Job Market Paper
The Expenditure Channel of Monetary Policy
I study the redistributive effects of monetary policy generated by differences in expenditure choices over goods. Necessities, which feature low expenditure elasticities, and are therefore consumed relatively more by poorer households, have a higher frequency of price adjustments relative to luxuries. I develop a multisector monetary model with incomplete markets to quantify the effects of monetary shocks on consumption for households with different levels of labor income and financial wealth. The model can replicate the allocation of expenditure over goods observed in the Consumer Expenditure Survey. Following an expansionary monetary shock, households that are borrowing-constrained and have low labor income experience an increase in consumption 15% lower than the increase predicted by a model that doesn't account for expenditure heterogeneity. This is because they buy goods whose inflation rates respond faster to the shock, and the incompleteness of financial markets precludes intertemporal smoothing for these poorer households.
Work in progress
Asset Pricing with Nonhomothetic Preferences (joint with Andrés Schneider)
Cash Hoarding and Fluctuations in Volatility
Firms that face higher idiosyncratic uncertainty have higher cash-to assets ratios. I propose a mechanism that operates through the incompleteness of financial markets. Firms will accumulate cash to reduce the risk of default. I show that an increase in the variance of the distribution of idiosyncratic productivities leads to an increase in firms' demand for cash.
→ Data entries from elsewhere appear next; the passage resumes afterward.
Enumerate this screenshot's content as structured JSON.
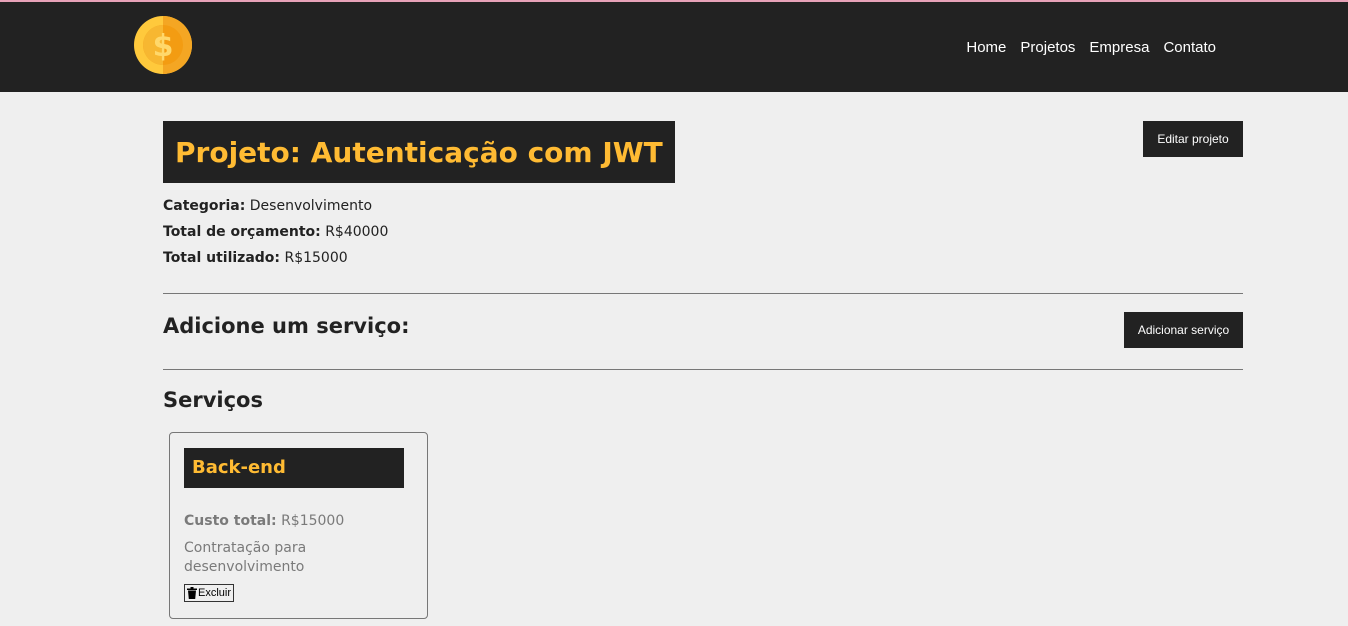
{
  "nav": {
    "logo_icon": "dollar-coin-icon",
    "links": [
      "Home",
      "Projetos",
      "Empresa",
      "Contato"
    ]
  },
  "project": {
    "title": "Projeto: Autenticação com JWT",
    "edit_label": "Editar projeto",
    "category_label": "Categoria:",
    "category_value": "Desenvolvimento",
    "budget_label": "Total de orçamento:",
    "budget_value": "R$40000",
    "used_label": "Total utilizado:",
    "used_value": "R$15000"
  },
  "add_service": {
    "heading": "Adicione um serviço:",
    "button_label": "Adicionar serviço"
  },
  "services": {
    "heading": "Serviços",
    "items": [
      {
        "name": "Back-end",
        "cost_label": "Custo total:",
        "cost_value": "R$15000",
        "description": "Contratação para desenvolvimento",
        "delete_label": "Excluir",
        "delete_icon": "trash-icon"
      }
    ]
  },
  "colors": {
    "navbar": "#222222",
    "accent": "#ffbb33",
    "background": "#efefef"
  }
}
This precautionary motive amplifies the negative effects of uncertainty on misallocation and welfare.